Meanwhile, here’s¬†Wanderlust:

D is for delightful.

I watched¬†Wet Hot American Summer¬†for the first time in 2006, with a group of RA friends while working at a summer camp for gifted high school kids. (I know. It doesn’t get better.) In the years since, I have fallen¬†absolutely, purely and completely in love with David Wain. Sure he’s older, and married, and in many ways not at all my type… (Turns out there’s a lot a girl will overlook for the perfect sense of humor.) And David Wain’s humor is perfect to me—even when it’s imperfect…say,¬†The Ten—it’s perfectly absurd and subversive and broad and subtle at the same time…

The State

Plus I envy the fact that a core group of comedians that he works with have been together since their days at NYU (followed closely by the MTV sketch series¬†The State,¬†which I’m too young to remember but have since discovered on Netflix.) Just look at the roster—it’s a lot people you’d recognize from movies and TV, looking unbelievably young and adorably 90s.

As a girl who gets to spend many a weekend making up funny things with her friends, I am envious beyond words when I see groups of funny people who get to do that¬†for real. There’s a lot of cross-pollination in the funny-people world. In fact, I just remembered this infographic from the last comedy issue of GQ (it had Mila Kunis on the front, sexily sipping some Starbucks, so I felt awkward keeping the issue on my nightstand. Did it anyway.):

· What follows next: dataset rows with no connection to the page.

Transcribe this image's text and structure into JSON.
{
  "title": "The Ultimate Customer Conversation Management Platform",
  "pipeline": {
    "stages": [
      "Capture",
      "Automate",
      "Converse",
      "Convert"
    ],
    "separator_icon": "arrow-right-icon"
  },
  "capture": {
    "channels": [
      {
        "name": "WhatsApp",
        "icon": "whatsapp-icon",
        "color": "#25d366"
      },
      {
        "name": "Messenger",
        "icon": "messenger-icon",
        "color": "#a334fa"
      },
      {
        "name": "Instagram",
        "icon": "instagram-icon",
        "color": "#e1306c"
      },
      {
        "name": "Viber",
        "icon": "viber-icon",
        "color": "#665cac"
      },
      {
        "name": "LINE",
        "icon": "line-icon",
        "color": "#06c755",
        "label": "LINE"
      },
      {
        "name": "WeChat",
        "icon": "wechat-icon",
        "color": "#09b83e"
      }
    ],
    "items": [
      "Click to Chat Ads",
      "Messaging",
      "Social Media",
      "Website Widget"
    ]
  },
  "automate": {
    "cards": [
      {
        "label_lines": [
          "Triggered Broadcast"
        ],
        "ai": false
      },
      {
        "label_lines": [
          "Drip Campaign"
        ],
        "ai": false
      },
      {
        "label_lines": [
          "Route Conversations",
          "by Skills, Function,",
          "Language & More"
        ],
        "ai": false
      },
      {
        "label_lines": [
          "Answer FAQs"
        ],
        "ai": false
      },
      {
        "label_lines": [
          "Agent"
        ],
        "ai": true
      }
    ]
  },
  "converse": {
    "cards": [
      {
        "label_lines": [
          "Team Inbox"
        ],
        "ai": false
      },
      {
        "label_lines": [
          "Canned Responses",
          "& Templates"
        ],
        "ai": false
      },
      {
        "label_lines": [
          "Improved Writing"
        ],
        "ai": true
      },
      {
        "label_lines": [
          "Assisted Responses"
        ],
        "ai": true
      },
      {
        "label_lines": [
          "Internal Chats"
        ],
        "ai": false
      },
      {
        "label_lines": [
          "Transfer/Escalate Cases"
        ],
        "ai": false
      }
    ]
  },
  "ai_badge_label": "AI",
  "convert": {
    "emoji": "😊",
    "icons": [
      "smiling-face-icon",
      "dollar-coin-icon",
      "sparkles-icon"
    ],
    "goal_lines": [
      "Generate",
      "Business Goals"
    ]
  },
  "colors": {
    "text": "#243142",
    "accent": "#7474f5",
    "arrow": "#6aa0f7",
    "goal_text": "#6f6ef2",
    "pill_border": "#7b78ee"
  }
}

D is also for dreams…one of many of which is to someday meet and work with David Wain, or at least find my way into collaborative funny work with friends of my own.
We could do it, kids. I can almost see the flow-chart now…